==== Listed records ====

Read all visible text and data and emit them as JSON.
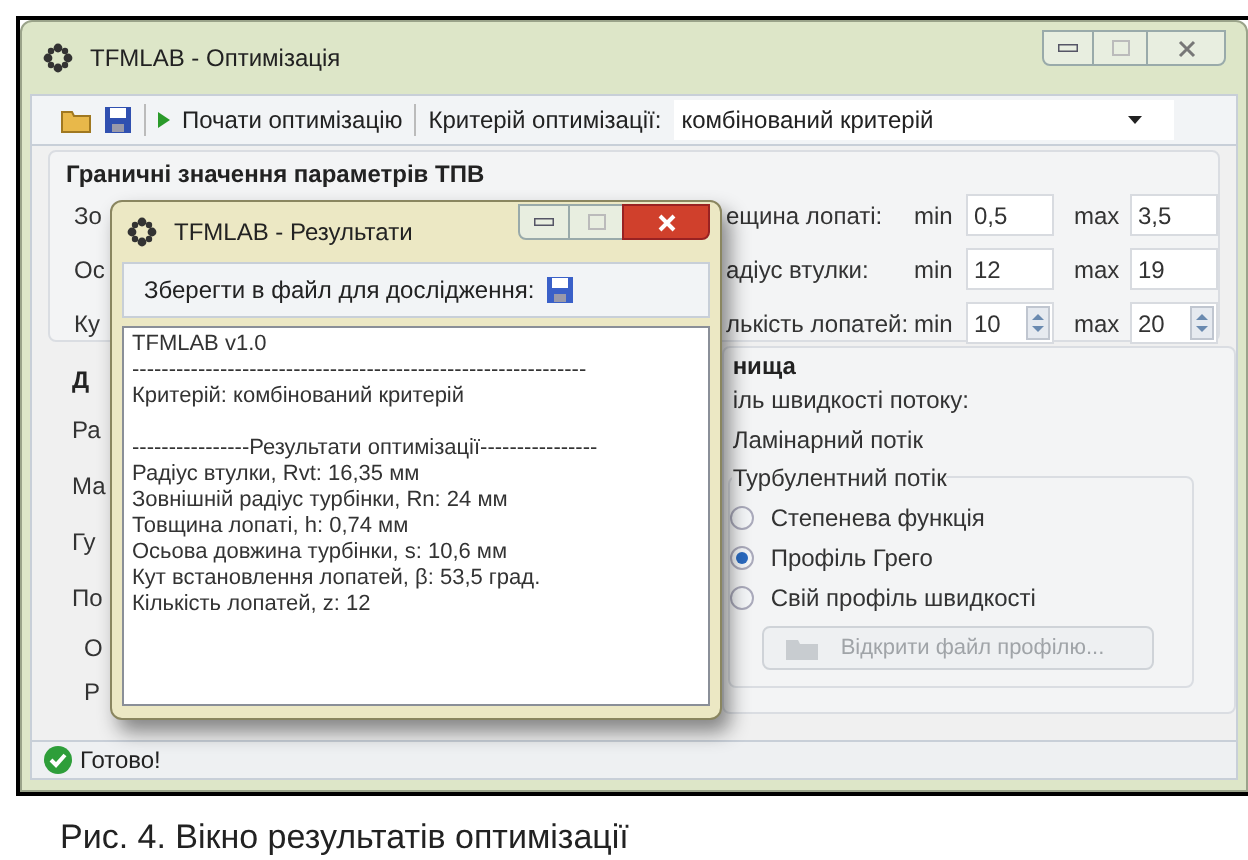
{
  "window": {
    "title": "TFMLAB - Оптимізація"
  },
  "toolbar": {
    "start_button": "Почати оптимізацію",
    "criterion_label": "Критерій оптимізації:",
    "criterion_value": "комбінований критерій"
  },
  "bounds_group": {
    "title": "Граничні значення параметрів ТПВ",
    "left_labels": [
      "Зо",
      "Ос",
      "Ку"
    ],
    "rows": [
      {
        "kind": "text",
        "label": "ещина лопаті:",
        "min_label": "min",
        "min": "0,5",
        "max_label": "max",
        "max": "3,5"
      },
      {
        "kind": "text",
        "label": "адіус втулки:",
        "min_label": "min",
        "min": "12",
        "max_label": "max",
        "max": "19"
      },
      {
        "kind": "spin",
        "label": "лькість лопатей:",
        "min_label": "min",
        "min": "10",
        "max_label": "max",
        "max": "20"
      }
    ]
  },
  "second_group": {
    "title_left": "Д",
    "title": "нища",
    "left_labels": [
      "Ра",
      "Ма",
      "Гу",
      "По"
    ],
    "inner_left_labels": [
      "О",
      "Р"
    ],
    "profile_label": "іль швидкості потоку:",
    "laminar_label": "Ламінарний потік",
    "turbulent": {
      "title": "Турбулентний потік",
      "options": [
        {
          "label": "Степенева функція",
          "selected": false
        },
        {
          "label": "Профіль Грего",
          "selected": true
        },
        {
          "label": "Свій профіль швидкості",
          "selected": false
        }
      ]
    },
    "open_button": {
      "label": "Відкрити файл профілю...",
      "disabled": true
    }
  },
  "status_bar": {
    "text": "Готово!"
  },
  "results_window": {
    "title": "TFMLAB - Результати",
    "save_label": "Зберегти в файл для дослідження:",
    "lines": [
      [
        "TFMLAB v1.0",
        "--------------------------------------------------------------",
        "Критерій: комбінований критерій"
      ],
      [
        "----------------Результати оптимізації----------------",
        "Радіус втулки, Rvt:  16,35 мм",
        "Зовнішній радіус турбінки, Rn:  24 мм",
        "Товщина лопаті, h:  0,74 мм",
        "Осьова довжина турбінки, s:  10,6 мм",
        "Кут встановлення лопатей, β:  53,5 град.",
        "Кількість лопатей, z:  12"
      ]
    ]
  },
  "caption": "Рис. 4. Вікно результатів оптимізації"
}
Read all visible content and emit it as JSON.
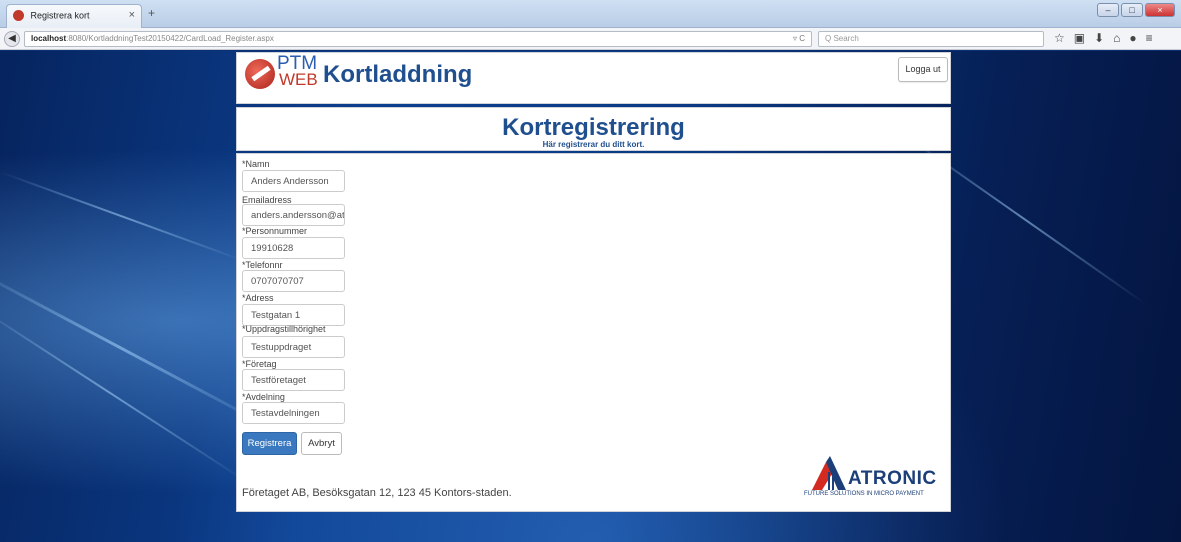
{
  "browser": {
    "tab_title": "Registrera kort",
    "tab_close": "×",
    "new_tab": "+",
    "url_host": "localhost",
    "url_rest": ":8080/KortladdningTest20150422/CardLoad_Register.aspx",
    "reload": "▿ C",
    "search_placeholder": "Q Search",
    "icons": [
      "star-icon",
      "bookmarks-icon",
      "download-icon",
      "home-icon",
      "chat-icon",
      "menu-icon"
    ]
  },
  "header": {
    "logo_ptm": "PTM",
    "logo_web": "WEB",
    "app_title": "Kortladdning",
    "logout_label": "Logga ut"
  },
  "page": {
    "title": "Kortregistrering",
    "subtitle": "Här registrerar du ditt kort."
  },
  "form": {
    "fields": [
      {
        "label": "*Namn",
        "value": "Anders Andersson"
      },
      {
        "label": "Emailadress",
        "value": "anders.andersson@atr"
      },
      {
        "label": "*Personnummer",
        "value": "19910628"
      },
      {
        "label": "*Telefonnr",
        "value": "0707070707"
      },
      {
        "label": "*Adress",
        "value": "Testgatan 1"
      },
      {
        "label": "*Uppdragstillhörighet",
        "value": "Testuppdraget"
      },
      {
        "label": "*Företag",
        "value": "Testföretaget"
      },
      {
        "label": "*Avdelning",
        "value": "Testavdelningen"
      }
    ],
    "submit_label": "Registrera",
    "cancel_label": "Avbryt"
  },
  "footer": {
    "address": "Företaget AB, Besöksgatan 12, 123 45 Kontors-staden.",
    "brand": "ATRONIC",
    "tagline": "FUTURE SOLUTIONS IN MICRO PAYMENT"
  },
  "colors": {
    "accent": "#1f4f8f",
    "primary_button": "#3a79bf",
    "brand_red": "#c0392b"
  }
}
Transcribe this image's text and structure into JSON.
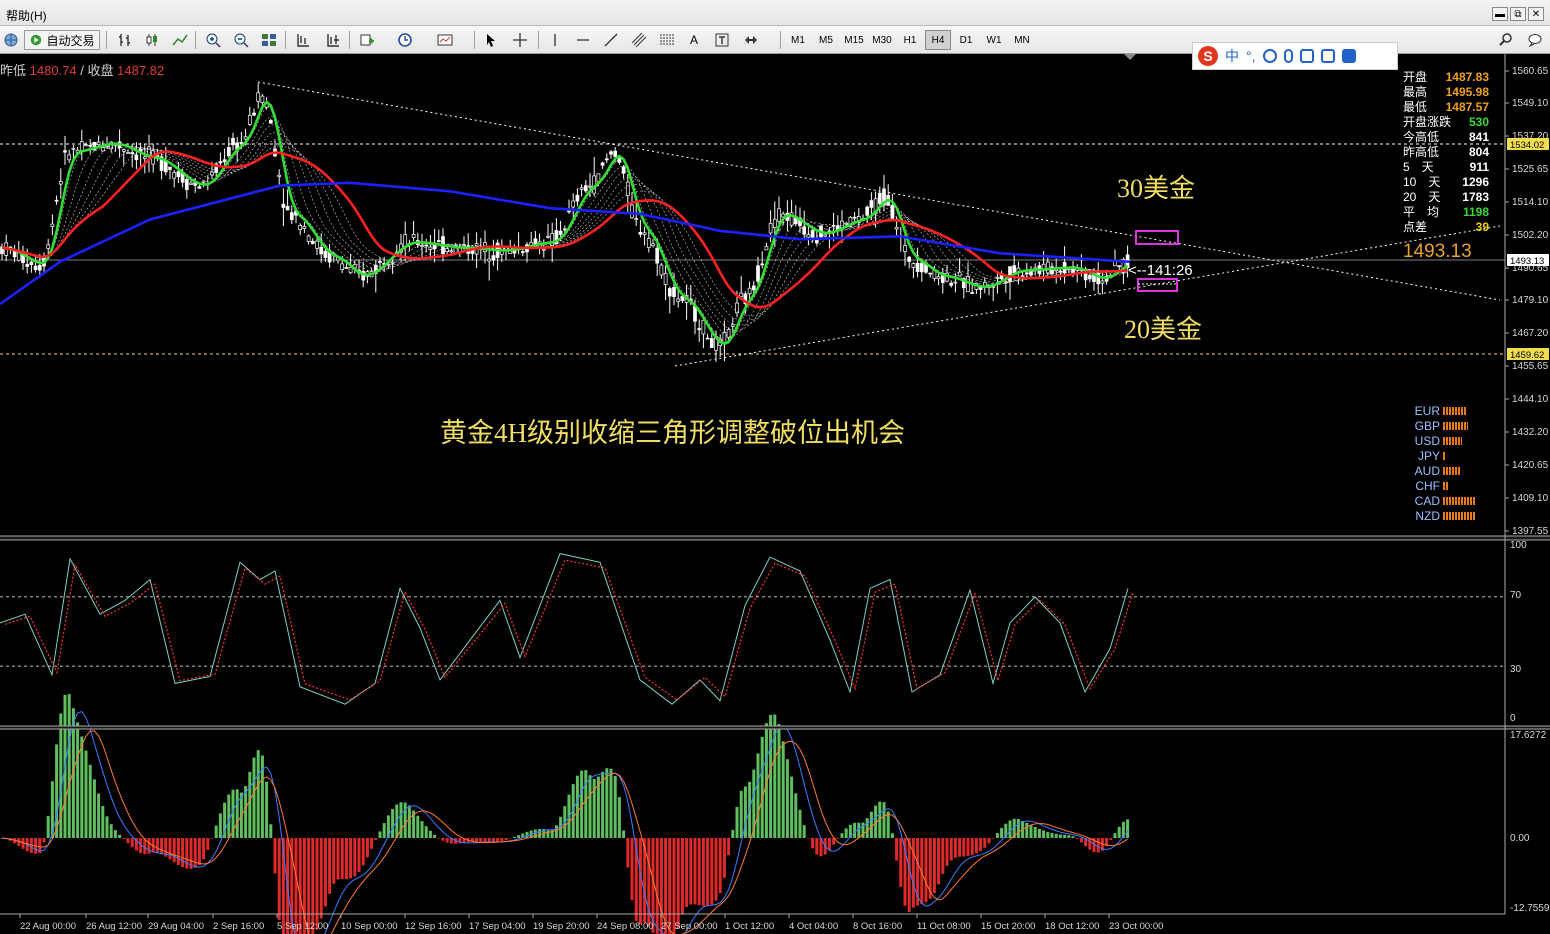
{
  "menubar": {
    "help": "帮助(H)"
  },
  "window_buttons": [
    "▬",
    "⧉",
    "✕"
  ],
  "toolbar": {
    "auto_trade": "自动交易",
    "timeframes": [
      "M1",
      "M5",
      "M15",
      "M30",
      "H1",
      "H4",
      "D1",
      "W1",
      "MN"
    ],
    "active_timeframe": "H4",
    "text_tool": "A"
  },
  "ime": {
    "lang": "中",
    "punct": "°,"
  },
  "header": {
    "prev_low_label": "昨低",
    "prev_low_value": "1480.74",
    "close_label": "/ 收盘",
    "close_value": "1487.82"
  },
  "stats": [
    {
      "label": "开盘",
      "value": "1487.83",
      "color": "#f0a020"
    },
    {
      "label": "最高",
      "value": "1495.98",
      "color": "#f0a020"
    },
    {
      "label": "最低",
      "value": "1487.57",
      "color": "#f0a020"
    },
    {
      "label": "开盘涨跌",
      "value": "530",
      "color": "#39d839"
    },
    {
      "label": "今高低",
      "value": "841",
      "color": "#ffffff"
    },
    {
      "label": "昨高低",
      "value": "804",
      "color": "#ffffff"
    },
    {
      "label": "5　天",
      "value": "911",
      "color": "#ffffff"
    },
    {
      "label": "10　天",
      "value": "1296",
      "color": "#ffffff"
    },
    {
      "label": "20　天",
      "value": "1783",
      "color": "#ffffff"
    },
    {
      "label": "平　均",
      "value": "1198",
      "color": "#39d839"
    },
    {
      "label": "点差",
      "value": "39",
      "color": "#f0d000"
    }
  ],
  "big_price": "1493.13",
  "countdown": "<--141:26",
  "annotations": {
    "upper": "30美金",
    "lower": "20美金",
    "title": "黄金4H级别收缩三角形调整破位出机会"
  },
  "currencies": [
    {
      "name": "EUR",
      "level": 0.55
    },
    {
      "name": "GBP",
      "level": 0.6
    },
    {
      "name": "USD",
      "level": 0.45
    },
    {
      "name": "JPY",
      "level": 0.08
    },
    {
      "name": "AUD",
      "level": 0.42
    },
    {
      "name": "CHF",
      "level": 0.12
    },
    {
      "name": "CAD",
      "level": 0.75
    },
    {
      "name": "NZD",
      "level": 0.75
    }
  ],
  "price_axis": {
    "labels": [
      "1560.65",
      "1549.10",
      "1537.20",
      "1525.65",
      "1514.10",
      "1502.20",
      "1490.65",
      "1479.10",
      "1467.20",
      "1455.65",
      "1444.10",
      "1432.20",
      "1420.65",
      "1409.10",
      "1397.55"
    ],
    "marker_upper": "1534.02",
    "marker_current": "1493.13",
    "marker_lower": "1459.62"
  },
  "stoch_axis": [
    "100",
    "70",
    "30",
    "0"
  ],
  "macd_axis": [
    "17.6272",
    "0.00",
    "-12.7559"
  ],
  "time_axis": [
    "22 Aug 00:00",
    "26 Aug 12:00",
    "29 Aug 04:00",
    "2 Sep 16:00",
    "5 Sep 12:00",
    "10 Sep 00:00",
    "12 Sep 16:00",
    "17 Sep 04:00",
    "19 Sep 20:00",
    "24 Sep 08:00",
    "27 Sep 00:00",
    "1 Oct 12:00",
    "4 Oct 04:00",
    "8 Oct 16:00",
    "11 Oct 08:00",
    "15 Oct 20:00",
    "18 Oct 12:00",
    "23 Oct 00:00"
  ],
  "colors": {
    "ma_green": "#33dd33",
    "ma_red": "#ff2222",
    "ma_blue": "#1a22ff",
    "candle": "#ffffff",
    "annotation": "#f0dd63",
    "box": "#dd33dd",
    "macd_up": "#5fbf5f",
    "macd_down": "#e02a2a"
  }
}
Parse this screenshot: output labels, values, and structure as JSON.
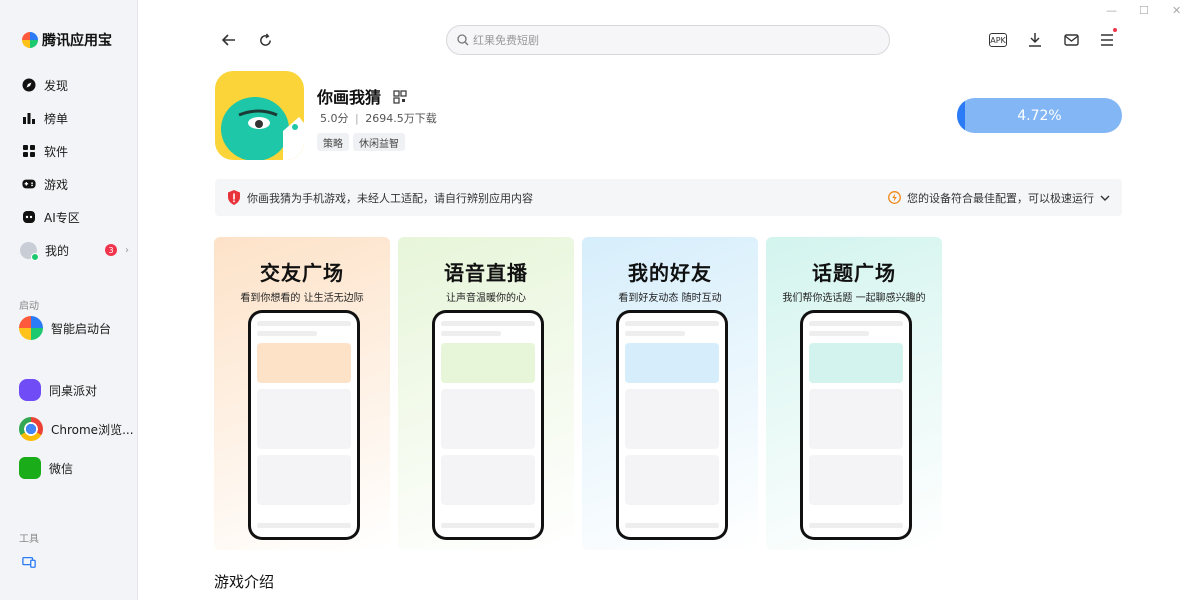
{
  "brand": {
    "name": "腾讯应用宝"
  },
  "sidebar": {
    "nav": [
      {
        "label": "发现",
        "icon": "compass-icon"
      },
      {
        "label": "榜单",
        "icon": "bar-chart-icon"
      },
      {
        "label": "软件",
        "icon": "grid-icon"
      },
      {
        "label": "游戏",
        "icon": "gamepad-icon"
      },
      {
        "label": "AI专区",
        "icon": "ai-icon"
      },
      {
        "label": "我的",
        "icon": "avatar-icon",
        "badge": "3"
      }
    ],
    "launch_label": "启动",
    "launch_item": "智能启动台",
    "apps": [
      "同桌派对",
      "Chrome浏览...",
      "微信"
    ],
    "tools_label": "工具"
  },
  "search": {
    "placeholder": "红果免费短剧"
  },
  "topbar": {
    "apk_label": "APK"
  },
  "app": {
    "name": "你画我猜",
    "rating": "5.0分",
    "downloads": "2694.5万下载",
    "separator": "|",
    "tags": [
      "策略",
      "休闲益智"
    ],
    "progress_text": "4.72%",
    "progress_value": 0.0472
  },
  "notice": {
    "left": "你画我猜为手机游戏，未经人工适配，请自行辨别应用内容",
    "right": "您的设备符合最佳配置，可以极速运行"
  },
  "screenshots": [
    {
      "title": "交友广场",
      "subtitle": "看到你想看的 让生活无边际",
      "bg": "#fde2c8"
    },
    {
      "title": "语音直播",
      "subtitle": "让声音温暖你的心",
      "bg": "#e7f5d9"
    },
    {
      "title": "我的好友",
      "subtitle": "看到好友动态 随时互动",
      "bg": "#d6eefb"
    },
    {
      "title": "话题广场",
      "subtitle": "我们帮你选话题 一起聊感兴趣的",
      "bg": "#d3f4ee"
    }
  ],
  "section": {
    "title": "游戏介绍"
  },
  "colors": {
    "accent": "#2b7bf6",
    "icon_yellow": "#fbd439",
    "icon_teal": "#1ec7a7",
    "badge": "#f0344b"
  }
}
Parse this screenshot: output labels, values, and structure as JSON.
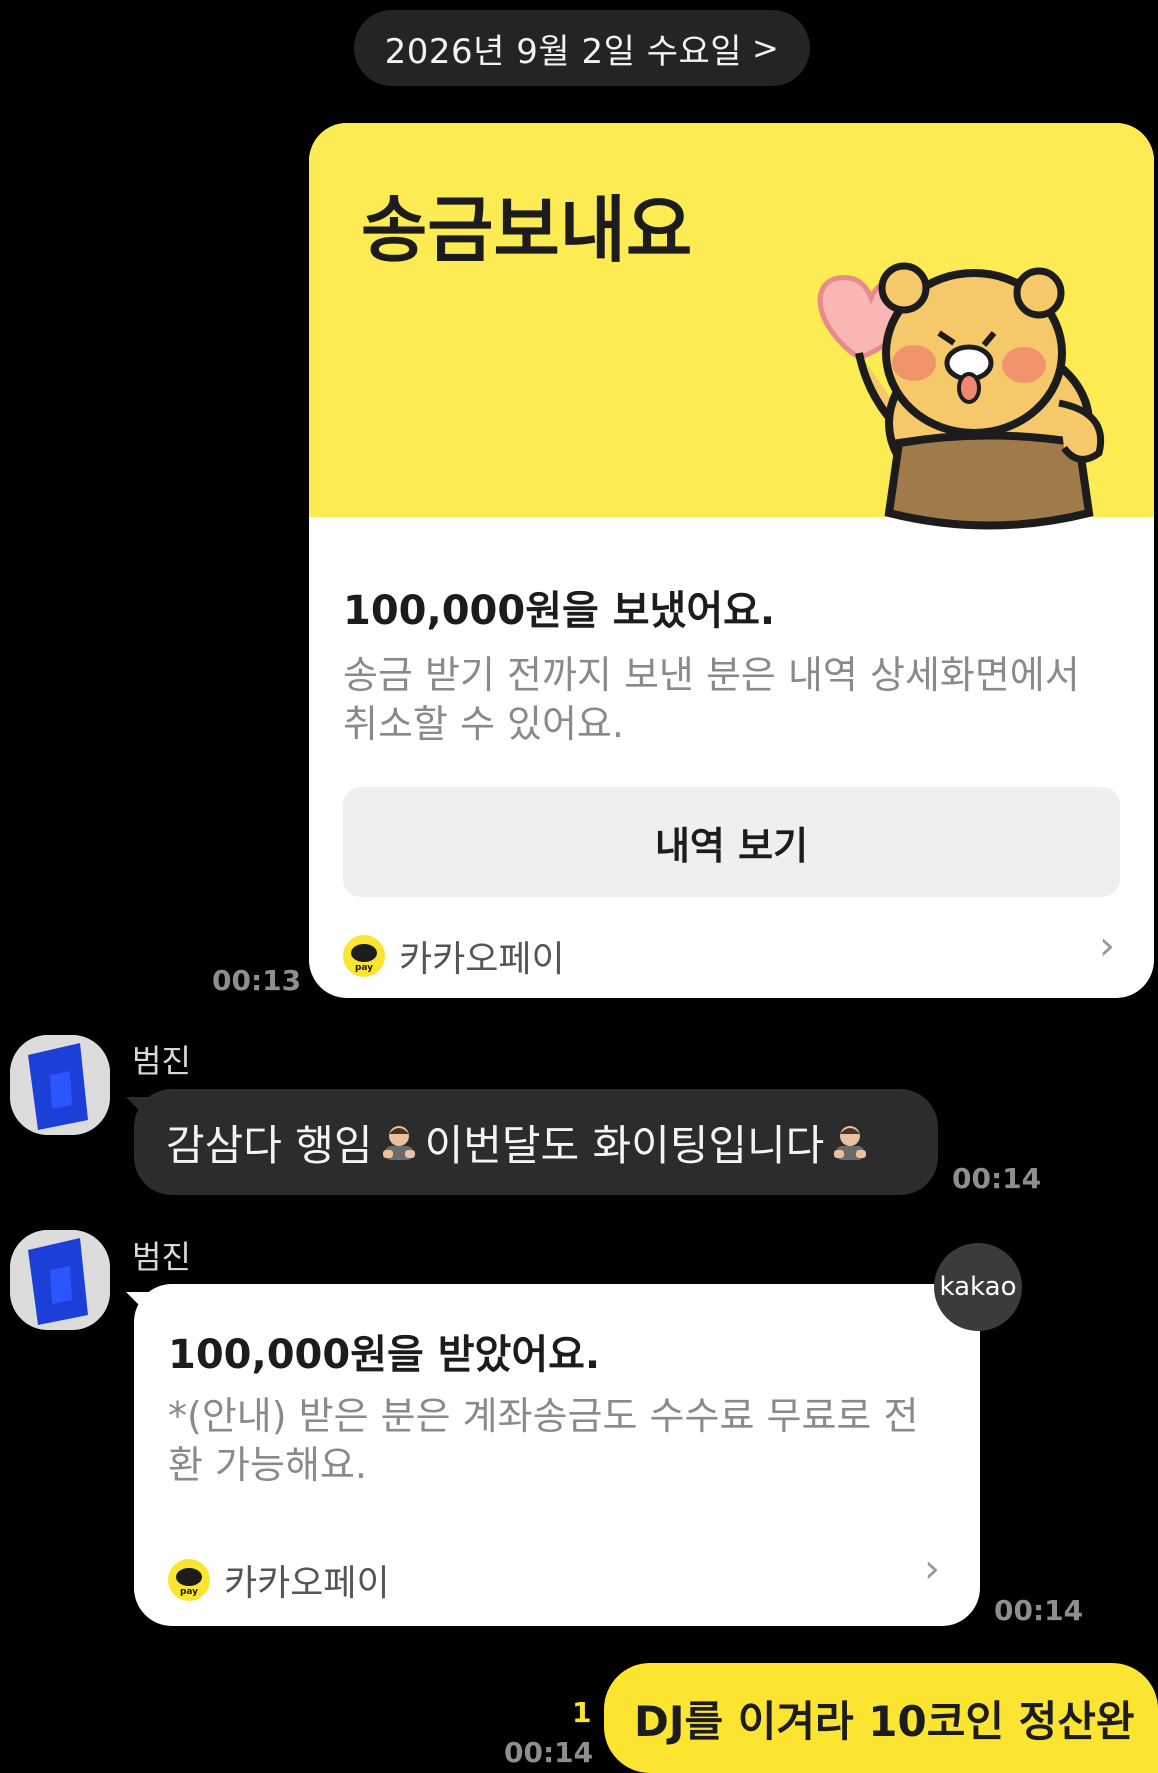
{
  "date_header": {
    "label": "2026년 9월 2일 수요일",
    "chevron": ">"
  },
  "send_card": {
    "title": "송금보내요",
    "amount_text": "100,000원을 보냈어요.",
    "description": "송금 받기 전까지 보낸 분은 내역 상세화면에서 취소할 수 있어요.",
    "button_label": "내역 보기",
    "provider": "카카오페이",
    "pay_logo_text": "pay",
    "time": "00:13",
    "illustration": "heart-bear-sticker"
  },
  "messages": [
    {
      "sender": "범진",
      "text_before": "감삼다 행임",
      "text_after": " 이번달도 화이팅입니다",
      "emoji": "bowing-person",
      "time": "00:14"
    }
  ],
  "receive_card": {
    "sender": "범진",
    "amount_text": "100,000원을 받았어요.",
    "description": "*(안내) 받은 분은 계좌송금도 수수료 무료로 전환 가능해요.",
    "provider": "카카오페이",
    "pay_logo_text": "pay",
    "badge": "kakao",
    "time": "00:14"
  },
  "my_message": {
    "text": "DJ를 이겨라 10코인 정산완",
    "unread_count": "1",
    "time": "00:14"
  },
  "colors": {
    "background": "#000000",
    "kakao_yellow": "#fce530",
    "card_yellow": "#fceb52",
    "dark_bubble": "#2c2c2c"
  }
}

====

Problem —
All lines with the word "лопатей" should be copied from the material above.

Answer space —
        "label": "лькість лопатей:",
        "Кут встановлення лопатей, β:  53,5 град.",
        "Кількість лопатей, z:  12"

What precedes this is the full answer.